The bank covers the transaction with a small fee and expects repayment.

No opt-in required

Opt-in required

The fee can be charged again if the same transaction is tried again.

Multiple fees can be charged in a single day if overspending continues.

Extra protection is not available.

Overdraft protection can transfer funds from a linked account, credit card, or line of credit if opted-in.

No extended fees

Extended overdraft fees can be charged repeatedly if the account remains negative for 5 to 7 days

The customer has no control over the charges

Customers can choose to opt in or out of overdraft coverage and protection

Top 5 Strategies To Prevent NSF Charges

These tips will help you avoid NSF fees, manage your money, and keep up with payments.

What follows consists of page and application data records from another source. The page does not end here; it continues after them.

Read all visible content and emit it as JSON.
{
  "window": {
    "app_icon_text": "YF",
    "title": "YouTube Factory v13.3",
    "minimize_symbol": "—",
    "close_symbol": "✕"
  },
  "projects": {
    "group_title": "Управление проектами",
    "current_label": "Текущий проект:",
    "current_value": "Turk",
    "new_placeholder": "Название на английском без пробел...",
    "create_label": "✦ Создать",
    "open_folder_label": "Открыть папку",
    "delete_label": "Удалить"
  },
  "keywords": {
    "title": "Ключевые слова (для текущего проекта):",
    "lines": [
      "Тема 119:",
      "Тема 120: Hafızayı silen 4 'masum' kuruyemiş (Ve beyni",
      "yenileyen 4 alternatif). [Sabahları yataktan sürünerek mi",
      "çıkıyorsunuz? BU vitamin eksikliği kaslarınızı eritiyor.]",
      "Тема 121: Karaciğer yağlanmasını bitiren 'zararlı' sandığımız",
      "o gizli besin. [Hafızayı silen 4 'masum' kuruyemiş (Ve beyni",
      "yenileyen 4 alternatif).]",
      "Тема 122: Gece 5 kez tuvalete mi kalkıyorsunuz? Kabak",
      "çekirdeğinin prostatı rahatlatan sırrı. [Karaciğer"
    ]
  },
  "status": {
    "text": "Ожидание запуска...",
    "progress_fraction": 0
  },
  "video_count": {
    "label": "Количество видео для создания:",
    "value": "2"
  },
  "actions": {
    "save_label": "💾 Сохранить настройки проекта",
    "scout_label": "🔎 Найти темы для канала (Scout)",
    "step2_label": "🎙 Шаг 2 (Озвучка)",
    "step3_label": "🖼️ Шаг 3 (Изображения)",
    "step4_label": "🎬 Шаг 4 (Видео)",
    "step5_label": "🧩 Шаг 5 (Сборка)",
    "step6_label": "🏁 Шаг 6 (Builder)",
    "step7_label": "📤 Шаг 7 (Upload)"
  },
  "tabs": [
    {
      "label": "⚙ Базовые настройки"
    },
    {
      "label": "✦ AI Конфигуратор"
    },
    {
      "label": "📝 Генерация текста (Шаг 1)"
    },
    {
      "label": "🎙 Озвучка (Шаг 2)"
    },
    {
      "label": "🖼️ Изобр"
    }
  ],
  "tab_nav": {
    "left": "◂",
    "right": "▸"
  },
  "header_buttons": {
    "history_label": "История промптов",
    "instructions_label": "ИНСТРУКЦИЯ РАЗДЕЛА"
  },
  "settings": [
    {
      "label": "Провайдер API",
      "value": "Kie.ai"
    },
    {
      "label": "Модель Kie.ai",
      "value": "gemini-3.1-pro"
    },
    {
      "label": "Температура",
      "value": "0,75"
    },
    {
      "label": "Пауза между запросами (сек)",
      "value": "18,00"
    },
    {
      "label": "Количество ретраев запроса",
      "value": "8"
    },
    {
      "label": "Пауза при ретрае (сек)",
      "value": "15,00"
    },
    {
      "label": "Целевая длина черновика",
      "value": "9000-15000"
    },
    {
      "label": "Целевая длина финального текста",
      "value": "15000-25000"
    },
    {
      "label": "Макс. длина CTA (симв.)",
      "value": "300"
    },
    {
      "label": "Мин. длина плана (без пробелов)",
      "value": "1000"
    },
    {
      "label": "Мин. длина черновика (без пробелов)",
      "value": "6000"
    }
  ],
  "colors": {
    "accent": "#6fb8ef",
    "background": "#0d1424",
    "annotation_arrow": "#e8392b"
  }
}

    • Get Overdraft Protection: Opt for overdraft protection, like a small loan linked to your account. This lets you spend even if your account is empty. You’ll have to pay interest, but the fees are usually low.
    • Set Up Balance Alerts: To monitor your spending, set up alerts that tell you when your account balance falls below a certain amount. This way, you don’t have to check your account constantly.
    • Use Prepaid Cards: Prepaid cards allow you to spend the money you add on these cards, so you can’t overdraft. This can help you avoid NSF fees. 
    • Monitor Your Account: Regularly checking your account helps ensure you have enough money for your bills. Pay your non-automated bills as soon as your funds are available. Then, see how much is left for other expenses. Watching your account helps you budget better.
    • NSF Fees and Your Credit: NSF fees don’t directly affect your credit score because they aren’t reported to credit bureaus. However, missed payments due to NSF can impact your credit. Moreover, NSF fees cost extra money, so avoiding them helps ensure you don’t miss payments and keeps your credit safe.

Key Takeaways

It is crucial to understand NSF fees when managing your bank account. NSF fees happen when you don’t have enough money to cover a payment, causing the bank to decline the transaction and charge a fee. You can monitor your account, set up balance alerts, and use prepaid cards to avoid NSF fees. Even though NSF fees don’t directly affect your credit score, repeated NSF fees and missed payments can hurt your credit.

Frequently Asked Questions (FAQs)

What is the NSF fee in Canada?

The NSF fee in Canada differs from bank to bank. While some do not charge an NSF fee, others typically charge between $35 and $45.

Why was I charged an NSF fee?

You are charged an NSF fee when you do not have sufficient balance in your bank account.

What is an example of an NSF fee?

An NSF fee occurs when a bank declines a payment due to insufficient funds and charges a fee.

How much is the NSF fee in Toronto?

NSF fees in Toronto typically range from $35 to $50, depending on the bank.

Is the NSF fee refundable?

NSF fees are not usually refundable, but you can request a waiver from your bank.